What you don’t do is at least as important as what you do. To recognise your limitations and adapt your approach with humility is to take your first step on the correct path.
I came across two perfect examples of this over the past week, via the words of Mark Ritson and Jocko Willink.
Strategy by rejection
In a brilliant Marketing Week article on Starbucks’ newly-inked licensing deal with Nestlé, Mark Ritson restates the principle of core competencies in business:
“Successful firms develop and then strengthen a small set of core competencies that lie at the centre of their ability to make money and grow.”
Success lies in identifying the two or three things that your company is good at, and focusing your efforts on those activities.*
Ritson describes this paring down of what you do to match your core competencies as “strategy by rejection.” He explains:
“Every company is going to do something. But what often defines a successful strategy is deciding what the firm will not do and focusing on a much smaller set of activities for strategic success.”

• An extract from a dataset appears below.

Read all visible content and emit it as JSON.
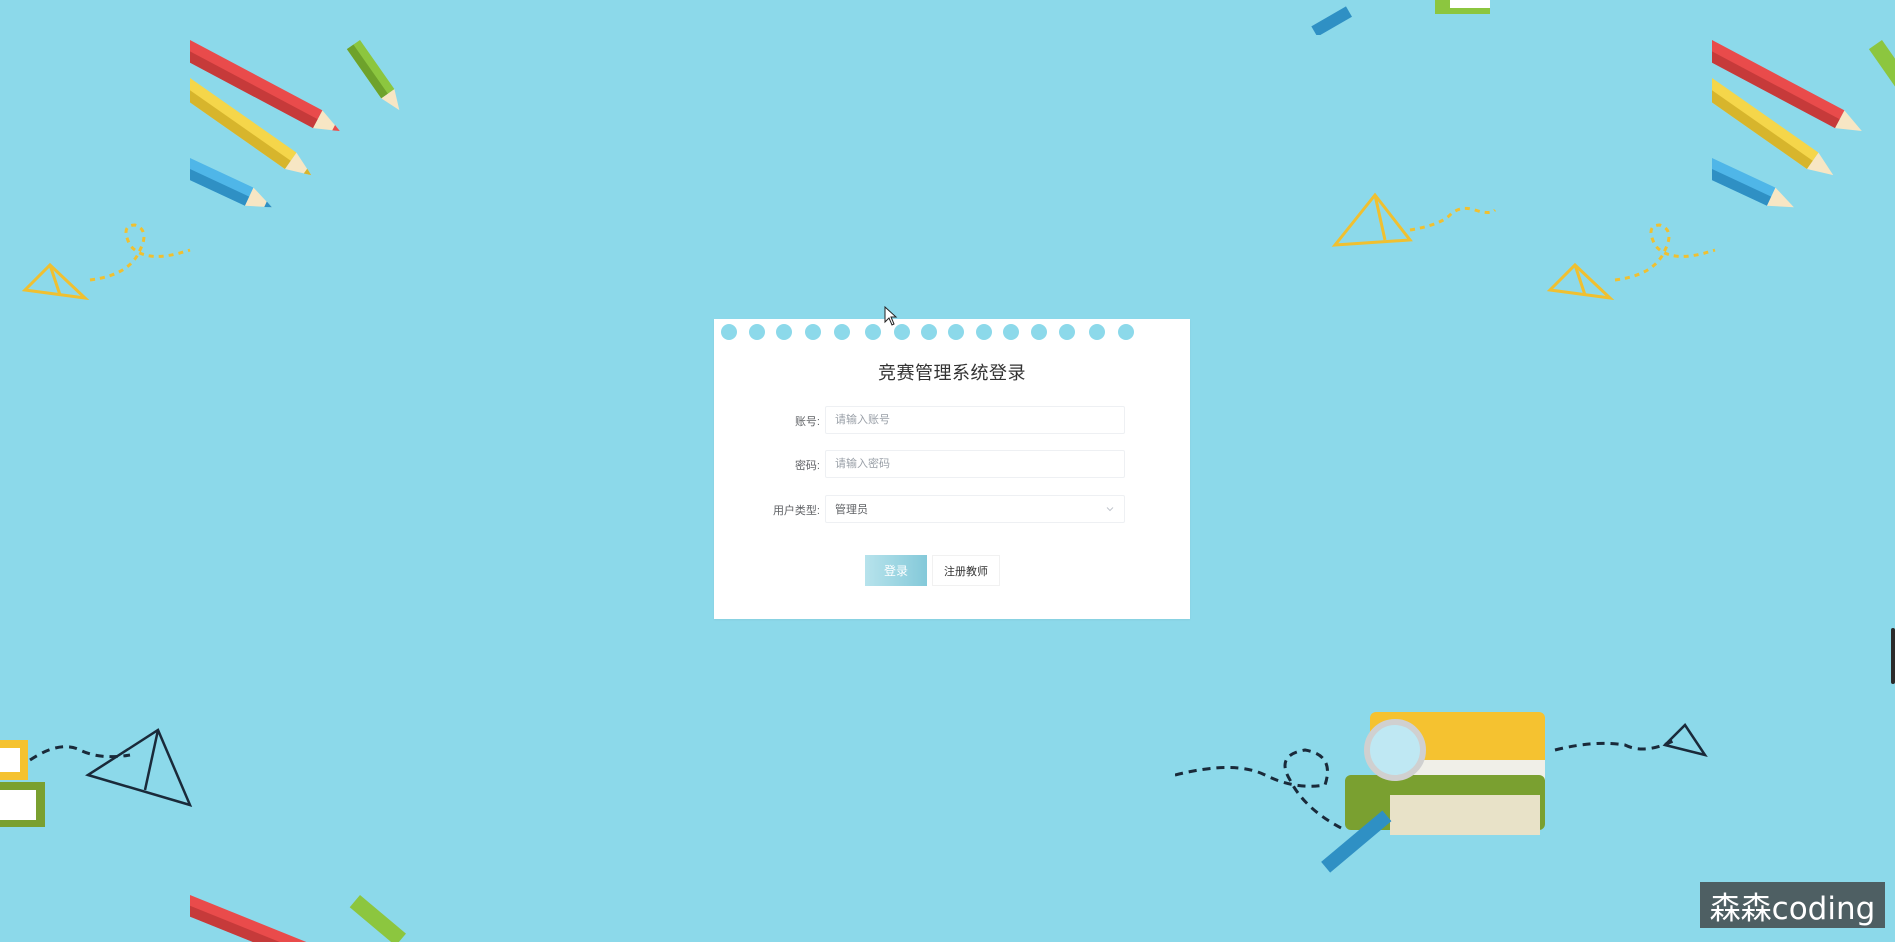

The opposite approach is to be avoided at all costs. Reject strategy by rejection, and failure will certainly be yours.
Strategy by rejection succeeds through simplicity, clarity and focus. Playing to your strengths. Ritson says:

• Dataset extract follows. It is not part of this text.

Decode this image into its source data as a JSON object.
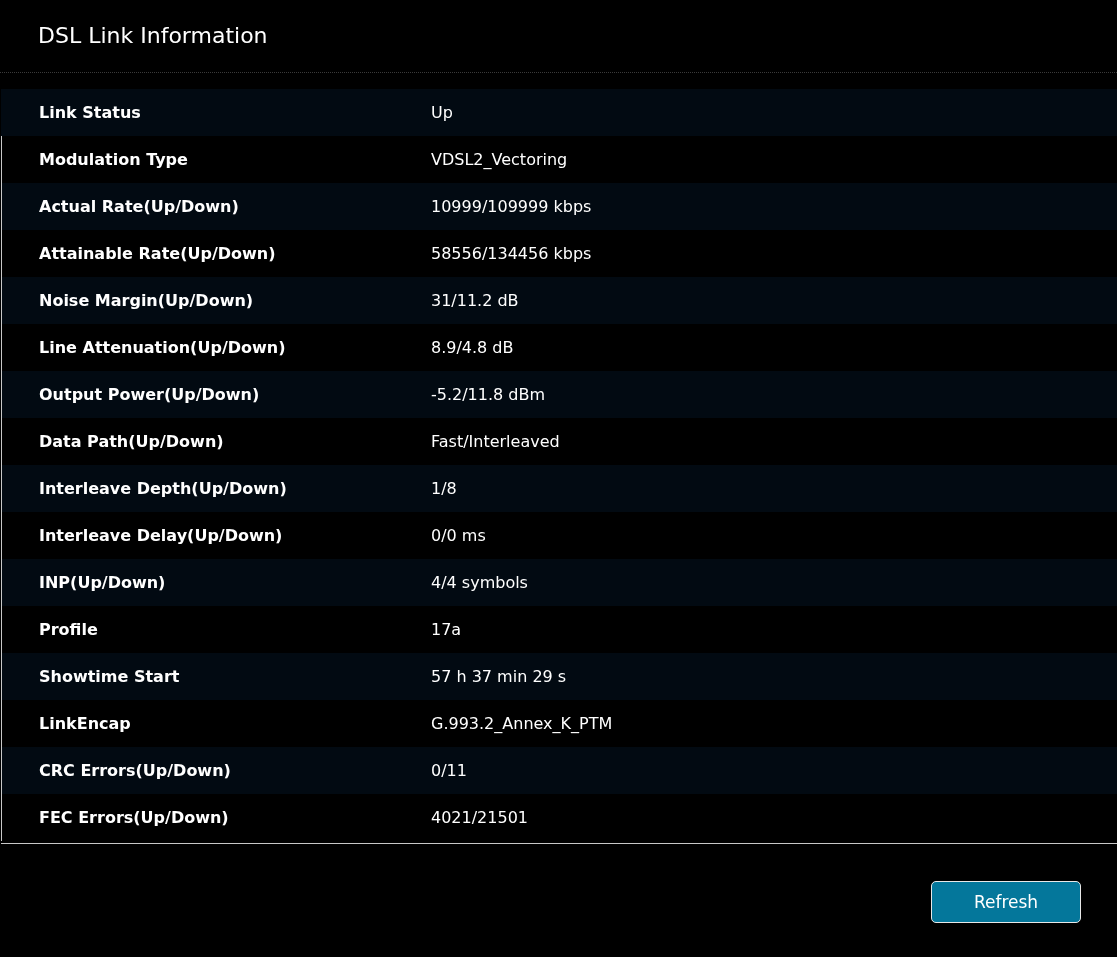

“A shit strategy takes a day to come up with and then requires a workshop and a 70-page presentation to explain. A great one takes months of thinking but never needs more than a page, usually half a page, to explain to anyone.”
One does not
It takes humility to acknowledge that there are things that you cannot do.
Former Navy SEAL, podcaster and author Jocko Willink is a humble gent, as well as a wise one (although he would never admit to either quality).
I love Jocko’s recent response to one of his Twitter followers, who asked how one masters humility:
“One does not.”
I complimented Jocko on these three words of wisdom. I was delighted not only that he replied to me, but that his reply consisted of a further three words. These further three words demonstrate not only wisdom, but humility:
“Far from perfect…”
The words “one does not” can also be used in the process of strategy by rejection.
What you don’t do (what one does not) is at least as important as what you do.
What do you do best? Is what you do best what you do?
Strive towards mastering humility. But have the humility to know what you can never achieve it.
One does not.
UPDATE (Saturday 25 August 2018)
Where I tread in this blog post, the mighty Dilbert has trodden before me. I am indebted to David D’Souza for linking me to this wonderful wee Dilbert video, in which Dogbert reminds us that “all companies need a strategy so the employees will know what they dont do.” Thank you, David!
* It is almost too obvious to say, but (gentle reader, kindly indulge me) this principle of identifying and focusing on core competencies is as relevant to human beings as it is to companies.
** For a quick taster of Jocko Willink’s outlook on life, the “Good” video is a neat way in…
And for a significantly more in-depth insight into Jocko’s world, his epic appearance on the Tim Ferriss podcast (which resulted in the Jocko Podcast being created) is highly recommended.
- Jocko image: A screengrab from Jocko Podcast 139. I make no claim to the copyright for this image, and will remove it from this post immediately if required.